# Your assignment:
In full and without alteration, return the records below.

# Task data:
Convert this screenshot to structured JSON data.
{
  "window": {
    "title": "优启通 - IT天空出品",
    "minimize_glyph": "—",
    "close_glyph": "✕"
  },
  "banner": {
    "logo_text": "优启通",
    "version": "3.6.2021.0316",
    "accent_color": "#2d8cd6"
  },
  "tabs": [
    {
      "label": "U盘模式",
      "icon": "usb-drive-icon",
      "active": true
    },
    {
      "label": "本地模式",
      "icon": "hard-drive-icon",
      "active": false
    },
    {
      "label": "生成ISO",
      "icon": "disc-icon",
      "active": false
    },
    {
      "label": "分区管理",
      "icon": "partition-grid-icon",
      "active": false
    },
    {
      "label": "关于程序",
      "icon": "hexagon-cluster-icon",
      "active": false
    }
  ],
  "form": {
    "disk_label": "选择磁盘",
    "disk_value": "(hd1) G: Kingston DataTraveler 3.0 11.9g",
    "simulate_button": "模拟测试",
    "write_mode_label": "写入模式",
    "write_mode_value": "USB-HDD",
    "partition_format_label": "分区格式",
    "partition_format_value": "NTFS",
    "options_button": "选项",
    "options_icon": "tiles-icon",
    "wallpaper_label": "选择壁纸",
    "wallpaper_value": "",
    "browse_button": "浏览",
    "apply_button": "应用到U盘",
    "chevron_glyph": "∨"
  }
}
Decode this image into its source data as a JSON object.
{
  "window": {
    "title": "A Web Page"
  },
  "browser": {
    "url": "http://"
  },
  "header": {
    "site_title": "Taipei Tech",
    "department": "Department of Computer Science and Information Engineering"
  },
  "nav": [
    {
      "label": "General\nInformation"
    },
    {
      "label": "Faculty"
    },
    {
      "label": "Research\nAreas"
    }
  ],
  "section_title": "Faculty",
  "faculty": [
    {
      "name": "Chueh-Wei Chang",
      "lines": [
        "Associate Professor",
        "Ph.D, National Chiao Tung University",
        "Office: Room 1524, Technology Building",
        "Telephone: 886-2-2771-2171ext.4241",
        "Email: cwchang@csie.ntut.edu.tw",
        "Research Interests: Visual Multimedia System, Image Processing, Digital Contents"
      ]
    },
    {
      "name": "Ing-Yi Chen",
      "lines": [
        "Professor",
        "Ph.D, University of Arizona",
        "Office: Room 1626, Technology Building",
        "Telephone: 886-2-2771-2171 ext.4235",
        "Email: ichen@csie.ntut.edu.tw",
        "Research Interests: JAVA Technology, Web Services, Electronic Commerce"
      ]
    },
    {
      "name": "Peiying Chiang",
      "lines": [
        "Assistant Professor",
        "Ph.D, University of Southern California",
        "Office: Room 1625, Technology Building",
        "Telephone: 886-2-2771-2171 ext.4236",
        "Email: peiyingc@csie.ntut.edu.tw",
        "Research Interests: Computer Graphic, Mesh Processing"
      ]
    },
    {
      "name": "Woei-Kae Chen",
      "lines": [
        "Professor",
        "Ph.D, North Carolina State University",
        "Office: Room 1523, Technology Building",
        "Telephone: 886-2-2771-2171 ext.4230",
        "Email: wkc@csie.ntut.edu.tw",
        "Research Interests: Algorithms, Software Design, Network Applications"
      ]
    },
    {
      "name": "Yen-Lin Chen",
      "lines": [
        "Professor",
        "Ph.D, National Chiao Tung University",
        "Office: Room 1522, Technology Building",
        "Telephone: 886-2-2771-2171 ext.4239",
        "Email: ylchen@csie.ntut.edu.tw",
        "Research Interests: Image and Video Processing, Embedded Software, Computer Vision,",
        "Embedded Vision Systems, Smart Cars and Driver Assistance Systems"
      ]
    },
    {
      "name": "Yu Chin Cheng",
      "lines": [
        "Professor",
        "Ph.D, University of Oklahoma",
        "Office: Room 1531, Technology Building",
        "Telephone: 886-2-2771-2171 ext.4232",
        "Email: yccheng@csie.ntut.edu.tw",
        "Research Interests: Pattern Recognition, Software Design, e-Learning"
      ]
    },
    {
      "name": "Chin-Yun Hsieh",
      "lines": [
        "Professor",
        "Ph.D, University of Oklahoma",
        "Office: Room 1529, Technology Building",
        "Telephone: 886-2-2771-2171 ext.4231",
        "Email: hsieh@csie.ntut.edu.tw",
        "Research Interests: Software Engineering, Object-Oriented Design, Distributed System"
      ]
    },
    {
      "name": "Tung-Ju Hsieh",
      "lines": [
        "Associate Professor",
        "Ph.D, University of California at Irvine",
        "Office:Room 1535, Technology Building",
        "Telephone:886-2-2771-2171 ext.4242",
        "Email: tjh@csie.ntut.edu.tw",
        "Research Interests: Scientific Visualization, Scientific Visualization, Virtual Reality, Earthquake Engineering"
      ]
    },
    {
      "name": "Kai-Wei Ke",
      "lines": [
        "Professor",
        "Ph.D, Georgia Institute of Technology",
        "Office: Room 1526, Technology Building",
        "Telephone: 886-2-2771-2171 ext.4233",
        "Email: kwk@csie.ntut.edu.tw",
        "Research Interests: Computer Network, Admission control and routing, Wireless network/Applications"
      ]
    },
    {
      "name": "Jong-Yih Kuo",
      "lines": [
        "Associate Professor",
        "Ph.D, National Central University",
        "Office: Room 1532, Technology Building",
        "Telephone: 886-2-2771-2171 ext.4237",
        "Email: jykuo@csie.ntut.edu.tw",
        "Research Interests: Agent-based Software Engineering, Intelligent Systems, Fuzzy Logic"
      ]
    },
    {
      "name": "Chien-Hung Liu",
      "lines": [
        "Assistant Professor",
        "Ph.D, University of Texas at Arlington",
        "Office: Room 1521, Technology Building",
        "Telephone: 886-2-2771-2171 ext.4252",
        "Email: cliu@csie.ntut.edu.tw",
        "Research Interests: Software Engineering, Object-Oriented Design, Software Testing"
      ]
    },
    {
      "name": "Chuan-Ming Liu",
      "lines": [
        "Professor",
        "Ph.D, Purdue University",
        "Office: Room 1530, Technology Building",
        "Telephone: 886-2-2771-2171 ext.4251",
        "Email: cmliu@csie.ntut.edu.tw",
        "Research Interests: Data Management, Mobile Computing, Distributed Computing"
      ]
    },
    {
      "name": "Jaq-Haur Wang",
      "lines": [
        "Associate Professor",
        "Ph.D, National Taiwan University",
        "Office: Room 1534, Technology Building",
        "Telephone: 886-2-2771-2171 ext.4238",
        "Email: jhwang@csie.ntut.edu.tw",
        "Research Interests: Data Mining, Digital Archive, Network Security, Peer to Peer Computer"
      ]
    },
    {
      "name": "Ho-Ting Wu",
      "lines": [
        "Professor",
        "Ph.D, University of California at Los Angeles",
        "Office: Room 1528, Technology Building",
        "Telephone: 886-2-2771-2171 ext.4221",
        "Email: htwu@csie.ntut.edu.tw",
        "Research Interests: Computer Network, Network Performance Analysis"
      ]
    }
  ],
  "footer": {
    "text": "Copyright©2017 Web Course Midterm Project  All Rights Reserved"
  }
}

# Answer section:
Convert this screenshot to structured JSON data.
{
  "window": {
    "title": "优启通 - IT天空出品",
    "minimize_glyph": "—",
    "close_glyph": "✕"
  },
  "banner": {
    "logo_text": "优启通",
    "version": "3.6.2021.0316",
    "accent_color": "#2d8cd6"
  },
  "tabs": [
    {
      "label": "U盘模式",
      "icon": "usb-drive-icon",
      "active": true
    },
    {
      "label": "本地模式",
      "icon": "hard-drive-icon",
      "active": false
    },
    {
      "label": "生成ISO",
      "icon": "disc-icon",
      "active": false
    },
    {
      "label": "分区管理",
      "icon": "partition-grid-icon",
      "active": false
    },
    {
      "label": "关于程序",
      "icon": "hexagon-cluster-icon",
      "active": false
    }
  ],
  "form": {
    "disk_label": "选择磁盘",
    "disk_value": "(hd1) G: Kingston DataTraveler 3.0 11.9g",
    "simulate_button": "模拟测试",
    "write_mode_label": "写入模式",
    "write_mode_value": "USB-HDD",
    "partition_format_label": "分区格式",
    "partition_format_value": "NTFS",
    "options_button": "选项",
    "options_icon": "tiles-icon",
    "wallpaper_label": "选择壁纸",
    "wallpaper_value": "",
    "browse_button": "浏览",
    "apply_button": "应用到U盘",
    "chevron_glyph": "∨"
  }
}
Decode this image into its source data as a JSON object.
{
  "window": {
    "title": "A Web Page"
  },
  "browser": {
    "url": "http://"
  },
  "header": {
    "site_title": "Taipei Tech",
    "department": "Department of Computer Science and Information Engineering"
  },
  "nav": [
    {
      "label": "General\nInformation"
    },
    {
      "label": "Faculty"
    },
    {
      "label": "Research\nAreas"
    }
  ],
  "section_title": "Faculty",
  "faculty": [
    {
      "name": "Chueh-Wei Chang",
      "lines": [
        "Associate Professor",
        "Ph.D, National Chiao Tung University",
        "Office: Room 1524, Technology Building",
        "Telephone: 886-2-2771-2171ext.4241",
        "Email: cwchang@csie.ntut.edu.tw",
        "Research Interests: Visual Multimedia System, Image Processing, Digital Contents"
      ]
    },
    {
      "name": "Ing-Yi Chen",
      "lines": [
        "Professor",
        "Ph.D, University of Arizona",
        "Office: Room 1626, Technology Building",
        "Telephone: 886-2-2771-2171 ext.4235",
        "Email: ichen@csie.ntut.edu.tw",
        "Research Interests: JAVA Technology, Web Services, Electronic Commerce"
      ]
    },
    {
      "name": "Peiying Chiang",
      "lines": [
        "Assistant Professor",
        "Ph.D, University of Southern California",
        "Office: Room 1625, Technology Building",
        "Telephone: 886-2-2771-2171 ext.4236",
        "Email: peiyingc@csie.ntut.edu.tw",
        "Research Interests: Computer Graphic, Mesh Processing"
      ]
    },
    {
      "name": "Woei-Kae Chen",
      "lines": [
        "Professor",
        "Ph.D, North Carolina State University",
        "Office: Room 1523, Technology Building",
        "Telephone: 886-2-2771-2171 ext.4230",
        "Email: wkc@csie.ntut.edu.tw",
        "Research Interests: Algorithms, Software Design, Network Applications"
      ]
    },
    {
      "name": "Yen-Lin Chen",
      "lines": [
        "Professor",
        "Ph.D, National Chiao Tung University",
        "Office: Room 1522, Technology Building",
        "Telephone: 886-2-2771-2171 ext.4239",
        "Email: ylchen@csie.ntut.edu.tw",
        "Research Interests: Image and Video Processing, Embedded Software, Computer Vision,",
        "Embedded Vision Systems, Smart Cars and Driver Assistance Systems"
      ]
    },
    {
      "name": "Yu Chin Cheng",
      "lines": [
        "Professor",
        "Ph.D, University of Oklahoma",
        "Office: Room 1531, Technology Building",
        "Telephone: 886-2-2771-2171 ext.4232",
        "Email: yccheng@csie.ntut.edu.tw",
        "Research Interests: Pattern Recognition, Software Design, e-Learning"
      ]
    },
    {
      "name": "Chin-Yun Hsieh",
      "lines": [
        "Professor",
        "Ph.D, University of Oklahoma",
        "Office: Room 1529, Technology Building",
        "Telephone: 886-2-2771-2171 ext.4231",
        "Email: hsieh@csie.ntut.edu.tw",
        "Research Interests: Software Engineering, Object-Oriented Design, Distributed System"
      ]
    },
    {
      "name": "Tung-Ju Hsieh",
      "lines": [
        "Associate Professor",
        "Ph.D, University of California at Irvine",
        "Office:Room 1535, Technology Building",
        "Telephone:886-2-2771-2171 ext.4242",
        "Email: tjh@csie.ntut.edu.tw",
        "Research Interests: Scientific Visualization, Scientific Visualization, Virtual Reality, Earthquake Engineering"
      ]
    },
    {
      "name": "Kai-Wei Ke",
      "lines": [
        "Professor",
        "Ph.D, Georgia Institute of Technology",
        "Office: Room 1526, Technology Building",
        "Telephone: 886-2-2771-2171 ext.4233",
        "Email: kwk@csie.ntut.edu.tw",
        "Research Interests: Computer Network, Admission control and routing, Wireless network/Applications"
      ]
    },
    {
      "name": "Jong-Yih Kuo",
      "lines": [
        "Associate Professor",
        "Ph.D, National Central University",
        "Office: Room 1532, Technology Building",
        "Telephone: 886-2-2771-2171 ext.4237",
        "Email: jykuo@csie.ntut.edu.tw",
        "Research Interests: Agent-based Software Engineering, Intelligent Systems, Fuzzy Logic"
      ]
    },
    {
      "name": "Chien-Hung Liu",
      "lines": [
        "Assistant Professor",
        "Ph.D, University of Texas at Arlington",
        "Office: Room 1521, Technology Building",
        "Telephone: 886-2-2771-2171 ext.4252",
        "Email: cliu@csie.ntut.edu.tw",
        "Research Interests: Software Engineering, Object-Oriented Design, Software Testing"
      ]
    },
    {
      "name": "Chuan-Ming Liu",
      "lines": [
        "Professor",
        "Ph.D, Purdue University",
        "Office: Room 1530, Technology Building",
        "Telephone: 886-2-2771-2171 ext.4251",
        "Email: cmliu@csie.ntut.edu.tw",
        "Research Interests: Data Management, Mobile Computing, Distributed Computing"
      ]
    },
    {
      "name": "Jaq-Haur Wang",
      "lines": [
        "Associate Professor",
        "Ph.D, National Taiwan University",
        "Office: Room 1534, Technology Building",
        "Telephone: 886-2-2771-2171 ext.4238",
        "Email: jhwang@csie.ntut.edu.tw",
        "Research Interests: Data Mining, Digital Archive, Network Security, Peer to Peer Computer"
      ]
    },
    {
      "name": "Ho-Ting Wu",
      "lines": [
        "Professor",
        "Ph.D, University of California at Los Angeles",
        "Office: Room 1528, Technology Building",
        "Telephone: 886-2-2771-2171 ext.4221",
        "Email: htwu@csie.ntut.edu.tw",
        "Research Interests: Computer Network, Network Performance Analysis"
      ]
    }
  ],
  "footer": {
    "text": "Copyright©2017 Web Course Midterm Project  All Rights Reserved"
  }
}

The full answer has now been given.